• [EXERCISE]: The records below should be copied in full, exactly as shown.
Segment Start: EXERCISE DATA
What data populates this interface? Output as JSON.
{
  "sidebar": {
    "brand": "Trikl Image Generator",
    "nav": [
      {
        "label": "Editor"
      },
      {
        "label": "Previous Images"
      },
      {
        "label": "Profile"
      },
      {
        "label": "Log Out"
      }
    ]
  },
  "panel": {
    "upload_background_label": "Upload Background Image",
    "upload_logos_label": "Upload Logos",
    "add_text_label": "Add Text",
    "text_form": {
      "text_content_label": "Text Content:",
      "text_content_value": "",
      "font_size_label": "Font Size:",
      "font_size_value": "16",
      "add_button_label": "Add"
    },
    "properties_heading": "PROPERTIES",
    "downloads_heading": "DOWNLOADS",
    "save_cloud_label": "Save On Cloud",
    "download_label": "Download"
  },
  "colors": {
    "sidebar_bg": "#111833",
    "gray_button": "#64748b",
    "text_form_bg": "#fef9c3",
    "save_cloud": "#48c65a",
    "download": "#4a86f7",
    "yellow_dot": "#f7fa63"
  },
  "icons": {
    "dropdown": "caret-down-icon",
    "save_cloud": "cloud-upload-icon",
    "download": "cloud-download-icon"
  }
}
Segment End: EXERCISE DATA
• [TASK SOLUTION]:
What data populates this interface? Output as JSON.
{
  "sidebar": {
    "brand": "Trikl Image Generator",
    "nav": [
      {
        "label": "Editor"
      },
      {
        "label": "Previous Images"
      },
      {
        "label": "Profile"
      },
      {
        "label": "Log Out"
      }
    ]
  },
  "panel": {
    "upload_background_label": "Upload Background Image",
    "upload_logos_label": "Upload Logos",
    "add_text_label": "Add Text",
    "text_form": {
      "text_content_label": "Text Content:",
      "text_content_value": "",
      "font_size_label": "Font Size:",
      "font_size_value": "16",
      "add_button_label": "Add"
    },
    "properties_heading": "PROPERTIES",
    "downloads_heading": "DOWNLOADS",
    "save_cloud_label": "Save On Cloud",
    "download_label": "Download"
  },
  "colors": {
    "sidebar_bg": "#111833",
    "gray_button": "#64748b",
    "text_form_bg": "#fef9c3",
    "save_cloud": "#48c65a",
    "download": "#4a86f7",
    "yellow_dot": "#f7fa63"
  },
  "icons": {
    "dropdown": "caret-down-icon",
    "save_cloud": "cloud-upload-icon",
    "download": "cloud-download-icon"
  }
}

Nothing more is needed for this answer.